Little Bits of History

Revolting

Posted in History by patriciahysell on November 21, 2012

Revolt of the Lash

November 21, 1910: The Revolt of the Lash takes place. The Brazilian Navy had recentrly acquired a new battleship, Minas Geraes. The ship arrived four years after it was commissioned. It was expensive, costing a reported $8,863,842 and built in England. Soon after the ship arrived in Rio de Janeiro, Brazil, the country was hit by an economic depression. Secondary to the economy, racism was prevalent within all the armed forces. However, the Brazilian naval discipline was even more egregious. The sailors revolted against the constant use of the lash.

Many of the black sailors aboard the Minas Geraes were freed slaves. They were forced to enter the Navy and there faced horrific discrimination. As part of their “freedom,” they were forced to serve in the Navy for 15 years. Since they could not escape, officers often directed “racial abuse and physical violence” against the not-quite-free men. Even minor offenses could be punished using “leather whips tipped with metal balls”. As even more indignities were heaped upon them, an experienced sailor, Joäo Cândido Felisberto became their leader. He was affectionately known as the “Black Admiral”.

The practice of lashing the sailors was banned by law, but regardless of the fact, in mid-November a sailor was whipped 250 times in front of his peers. The punishment continued even after the man fainted. This stirred the men to even more fury and on the night of November 21-22, they rebelled. During the mutiny which burst forth earlier than planned, several officers (including the captain) were killed. Other officers were forced off the ship. British engineers still aboard were held as hostages.

The revolt soon spread to other Brazilian ships, however torpedo boat crews remained loyal to the government. Armies along the coast were also loyal, but even combined, they could not take back the ships. The rebels were asking for a cessation of flogging, improved living conditions, and amnesty for all mutineers. The rebellion ended on November 26 but the men were not granted the amnesty promised. On November 28, the Navy was given permission to expel malcontents. Many of the men were jailed and tortured and Felisberto was held at the Hospital for the Insane. The men were finally granted pardon on July 24, 2008. Today, a statue of Felisberto overlooks the Ilha Das Cobras in Rio.

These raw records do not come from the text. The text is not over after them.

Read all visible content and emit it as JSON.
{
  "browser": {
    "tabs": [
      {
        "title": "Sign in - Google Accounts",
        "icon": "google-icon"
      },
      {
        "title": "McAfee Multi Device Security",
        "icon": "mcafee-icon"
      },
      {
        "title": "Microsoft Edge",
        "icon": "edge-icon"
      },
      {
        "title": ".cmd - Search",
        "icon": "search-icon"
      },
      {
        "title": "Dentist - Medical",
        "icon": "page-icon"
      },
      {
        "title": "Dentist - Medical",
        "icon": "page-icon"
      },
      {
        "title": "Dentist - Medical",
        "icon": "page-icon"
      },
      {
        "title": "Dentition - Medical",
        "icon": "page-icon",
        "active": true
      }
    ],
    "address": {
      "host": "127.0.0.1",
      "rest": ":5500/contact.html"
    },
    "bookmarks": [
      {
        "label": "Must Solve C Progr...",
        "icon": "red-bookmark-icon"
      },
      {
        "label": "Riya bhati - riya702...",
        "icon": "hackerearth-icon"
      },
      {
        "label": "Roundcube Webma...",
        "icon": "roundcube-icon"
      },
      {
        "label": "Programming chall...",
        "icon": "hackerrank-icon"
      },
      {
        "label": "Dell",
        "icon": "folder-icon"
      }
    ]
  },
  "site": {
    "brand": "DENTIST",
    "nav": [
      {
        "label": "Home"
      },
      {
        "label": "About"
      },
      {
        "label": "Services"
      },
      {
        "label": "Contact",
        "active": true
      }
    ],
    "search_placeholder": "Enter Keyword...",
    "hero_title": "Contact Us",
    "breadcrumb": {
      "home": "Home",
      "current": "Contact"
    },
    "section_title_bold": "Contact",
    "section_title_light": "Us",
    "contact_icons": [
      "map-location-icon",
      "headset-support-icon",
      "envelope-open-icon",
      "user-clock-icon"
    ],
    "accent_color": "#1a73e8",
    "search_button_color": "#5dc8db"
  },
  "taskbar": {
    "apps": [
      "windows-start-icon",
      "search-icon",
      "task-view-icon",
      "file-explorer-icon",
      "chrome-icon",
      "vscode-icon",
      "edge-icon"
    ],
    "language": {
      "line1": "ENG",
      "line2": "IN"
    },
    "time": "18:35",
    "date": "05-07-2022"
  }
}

I’m interested in anything about revolt, disorder, chaos, especially activity that appears to have no meaning. It seems to me to be the road toward freedom. – Jim Morrison

Inferiors revolt in order that they may be equal, and equals that they may be superior. Such is the state of mind which creates revolutions. – Aristotle

To revolt is a natural tendency of life. Even a worm turns against the foot that crushes it. In general, the vitality and relative dignity of an animal can be measured by the intensity of its instinct to revolt. – Mikhail Bakunin

Why do people in ship mutinies always ask for “better treatment”? I’d ask for a pinball machine, because with all that rocking back and forth you’d probably be able to get a lot of free games. – Jack Handy

Also on this day:

Missing Link – In 1953, the Piltdown Man was declared a hoax.
North, to Alaska – In 1942, the Alaskan Highway’s completion was celebrated.
Senator Rebecca – In 1922, the first female US Senator took her seat.